_Exercise_: Go through the listing and return every line with "Medieval" in it.

_Data in this exercise_:
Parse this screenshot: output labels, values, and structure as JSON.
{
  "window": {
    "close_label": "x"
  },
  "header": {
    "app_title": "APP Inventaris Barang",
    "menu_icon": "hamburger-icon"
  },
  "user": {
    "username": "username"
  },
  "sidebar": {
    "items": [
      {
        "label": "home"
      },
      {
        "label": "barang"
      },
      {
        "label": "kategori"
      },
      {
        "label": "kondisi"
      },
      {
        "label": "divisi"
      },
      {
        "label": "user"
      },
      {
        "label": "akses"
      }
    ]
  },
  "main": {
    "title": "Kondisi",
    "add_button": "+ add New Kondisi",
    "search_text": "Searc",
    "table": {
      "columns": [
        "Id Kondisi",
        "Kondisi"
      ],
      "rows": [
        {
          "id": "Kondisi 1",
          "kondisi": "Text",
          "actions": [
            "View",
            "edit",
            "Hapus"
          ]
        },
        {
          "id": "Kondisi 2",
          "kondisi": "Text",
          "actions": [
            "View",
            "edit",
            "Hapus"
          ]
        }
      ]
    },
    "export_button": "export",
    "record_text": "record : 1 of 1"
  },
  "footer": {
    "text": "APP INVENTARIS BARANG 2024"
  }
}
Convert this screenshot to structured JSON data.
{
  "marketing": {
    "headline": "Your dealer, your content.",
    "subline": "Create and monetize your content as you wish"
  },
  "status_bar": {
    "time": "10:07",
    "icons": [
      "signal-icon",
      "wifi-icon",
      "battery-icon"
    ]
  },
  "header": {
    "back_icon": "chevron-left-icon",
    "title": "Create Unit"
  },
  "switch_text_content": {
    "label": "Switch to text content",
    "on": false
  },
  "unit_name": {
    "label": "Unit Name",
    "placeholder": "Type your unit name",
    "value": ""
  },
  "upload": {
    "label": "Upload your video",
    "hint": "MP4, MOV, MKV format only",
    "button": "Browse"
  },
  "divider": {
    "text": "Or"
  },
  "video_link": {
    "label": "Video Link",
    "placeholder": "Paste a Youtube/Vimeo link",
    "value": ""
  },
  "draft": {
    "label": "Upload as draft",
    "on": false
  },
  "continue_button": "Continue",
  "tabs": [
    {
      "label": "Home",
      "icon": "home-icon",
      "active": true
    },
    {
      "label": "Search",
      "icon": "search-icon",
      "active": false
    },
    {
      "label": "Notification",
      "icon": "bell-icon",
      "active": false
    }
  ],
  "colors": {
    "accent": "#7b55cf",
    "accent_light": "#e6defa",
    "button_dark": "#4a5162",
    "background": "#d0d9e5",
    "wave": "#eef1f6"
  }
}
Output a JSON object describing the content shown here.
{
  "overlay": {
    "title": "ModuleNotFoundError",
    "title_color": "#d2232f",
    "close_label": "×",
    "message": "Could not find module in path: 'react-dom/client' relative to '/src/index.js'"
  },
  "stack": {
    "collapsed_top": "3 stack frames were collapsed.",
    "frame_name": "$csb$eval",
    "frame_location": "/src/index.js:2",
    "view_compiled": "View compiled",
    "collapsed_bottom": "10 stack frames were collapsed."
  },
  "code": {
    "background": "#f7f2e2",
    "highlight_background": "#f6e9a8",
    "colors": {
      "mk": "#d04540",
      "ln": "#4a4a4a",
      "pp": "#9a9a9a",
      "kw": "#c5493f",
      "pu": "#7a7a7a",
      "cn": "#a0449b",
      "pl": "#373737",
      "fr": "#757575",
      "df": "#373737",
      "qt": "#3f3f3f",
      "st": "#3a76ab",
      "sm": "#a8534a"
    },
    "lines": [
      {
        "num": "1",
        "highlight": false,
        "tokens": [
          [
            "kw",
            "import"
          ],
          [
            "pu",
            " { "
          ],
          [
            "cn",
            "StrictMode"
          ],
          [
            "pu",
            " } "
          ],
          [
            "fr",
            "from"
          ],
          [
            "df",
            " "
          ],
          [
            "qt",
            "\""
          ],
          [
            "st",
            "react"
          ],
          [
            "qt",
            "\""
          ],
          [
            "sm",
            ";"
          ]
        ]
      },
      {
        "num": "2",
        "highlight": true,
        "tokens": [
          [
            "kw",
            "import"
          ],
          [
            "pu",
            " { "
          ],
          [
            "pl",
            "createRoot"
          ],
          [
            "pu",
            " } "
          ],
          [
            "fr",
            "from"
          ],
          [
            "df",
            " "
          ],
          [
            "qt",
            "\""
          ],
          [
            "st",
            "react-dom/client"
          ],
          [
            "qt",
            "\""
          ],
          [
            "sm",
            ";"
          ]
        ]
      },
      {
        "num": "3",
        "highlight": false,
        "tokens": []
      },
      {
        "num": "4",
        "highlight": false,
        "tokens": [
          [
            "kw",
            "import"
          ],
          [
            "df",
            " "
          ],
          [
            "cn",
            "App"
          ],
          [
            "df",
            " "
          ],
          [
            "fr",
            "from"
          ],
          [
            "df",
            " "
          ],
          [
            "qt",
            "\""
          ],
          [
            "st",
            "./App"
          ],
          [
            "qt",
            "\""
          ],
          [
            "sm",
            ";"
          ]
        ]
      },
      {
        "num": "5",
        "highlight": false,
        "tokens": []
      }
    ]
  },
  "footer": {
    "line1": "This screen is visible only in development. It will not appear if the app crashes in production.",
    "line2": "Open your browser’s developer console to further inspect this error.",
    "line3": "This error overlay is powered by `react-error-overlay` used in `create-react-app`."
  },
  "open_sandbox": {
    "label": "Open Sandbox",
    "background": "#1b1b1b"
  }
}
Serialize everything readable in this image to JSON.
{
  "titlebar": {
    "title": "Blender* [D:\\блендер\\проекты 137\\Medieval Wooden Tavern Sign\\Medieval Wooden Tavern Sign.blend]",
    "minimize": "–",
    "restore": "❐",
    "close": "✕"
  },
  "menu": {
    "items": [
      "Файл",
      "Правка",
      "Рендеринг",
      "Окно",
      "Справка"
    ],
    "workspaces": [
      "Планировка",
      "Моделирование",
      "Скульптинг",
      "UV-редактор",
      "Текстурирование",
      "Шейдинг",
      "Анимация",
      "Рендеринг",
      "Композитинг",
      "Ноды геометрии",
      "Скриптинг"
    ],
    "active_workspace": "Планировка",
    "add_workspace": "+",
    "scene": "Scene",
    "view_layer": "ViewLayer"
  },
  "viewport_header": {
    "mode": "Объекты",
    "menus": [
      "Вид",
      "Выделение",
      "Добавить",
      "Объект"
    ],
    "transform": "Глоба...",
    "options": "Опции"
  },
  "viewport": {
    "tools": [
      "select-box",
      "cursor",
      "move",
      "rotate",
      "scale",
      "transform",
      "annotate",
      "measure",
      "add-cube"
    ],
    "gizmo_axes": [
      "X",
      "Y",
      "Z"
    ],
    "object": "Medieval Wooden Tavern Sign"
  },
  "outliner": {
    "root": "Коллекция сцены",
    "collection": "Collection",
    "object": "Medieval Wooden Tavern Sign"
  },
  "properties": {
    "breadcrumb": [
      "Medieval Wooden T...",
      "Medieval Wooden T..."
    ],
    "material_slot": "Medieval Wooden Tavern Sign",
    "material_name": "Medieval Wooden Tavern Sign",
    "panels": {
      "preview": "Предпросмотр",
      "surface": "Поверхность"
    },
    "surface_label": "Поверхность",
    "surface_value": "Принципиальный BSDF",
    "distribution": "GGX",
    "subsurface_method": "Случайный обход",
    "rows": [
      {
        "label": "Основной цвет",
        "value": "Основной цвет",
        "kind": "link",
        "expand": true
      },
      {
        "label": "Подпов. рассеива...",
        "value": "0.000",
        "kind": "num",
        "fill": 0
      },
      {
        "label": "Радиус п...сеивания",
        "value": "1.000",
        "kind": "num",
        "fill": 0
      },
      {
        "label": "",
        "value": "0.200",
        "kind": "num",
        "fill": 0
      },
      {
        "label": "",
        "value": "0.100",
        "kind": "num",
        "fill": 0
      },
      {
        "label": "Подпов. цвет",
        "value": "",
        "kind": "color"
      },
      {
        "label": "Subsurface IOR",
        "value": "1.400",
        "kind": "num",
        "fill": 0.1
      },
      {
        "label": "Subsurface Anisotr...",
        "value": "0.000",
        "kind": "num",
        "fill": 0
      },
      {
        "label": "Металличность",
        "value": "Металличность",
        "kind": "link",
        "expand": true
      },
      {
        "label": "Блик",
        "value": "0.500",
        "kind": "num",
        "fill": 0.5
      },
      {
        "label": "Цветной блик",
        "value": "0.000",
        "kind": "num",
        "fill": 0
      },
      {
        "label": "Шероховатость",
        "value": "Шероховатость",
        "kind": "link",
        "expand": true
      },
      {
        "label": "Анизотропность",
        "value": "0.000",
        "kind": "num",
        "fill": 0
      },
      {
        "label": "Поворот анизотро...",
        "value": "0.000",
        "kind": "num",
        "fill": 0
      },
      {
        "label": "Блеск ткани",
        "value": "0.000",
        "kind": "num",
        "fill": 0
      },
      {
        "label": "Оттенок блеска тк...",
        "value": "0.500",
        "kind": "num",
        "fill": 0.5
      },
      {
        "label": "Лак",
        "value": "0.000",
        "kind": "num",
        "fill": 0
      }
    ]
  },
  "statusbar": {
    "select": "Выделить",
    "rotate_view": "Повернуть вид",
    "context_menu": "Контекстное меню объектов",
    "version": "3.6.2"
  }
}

_Written answer_:
    "title": "Blender* [D:\\блендер\\проекты 137\\Medieval Wooden Tavern Sign\\Medieval Wooden Tavern Sign.blend]",
    "object": "Medieval Wooden Tavern Sign"
    "object": "Medieval Wooden Tavern Sign"
      "Medieval Wooden T...",
      "Medieval Wooden T..."
    "material_slot": "Medieval Wooden Tavern Sign",
    "material_name": "Medieval Wooden Tavern Sign",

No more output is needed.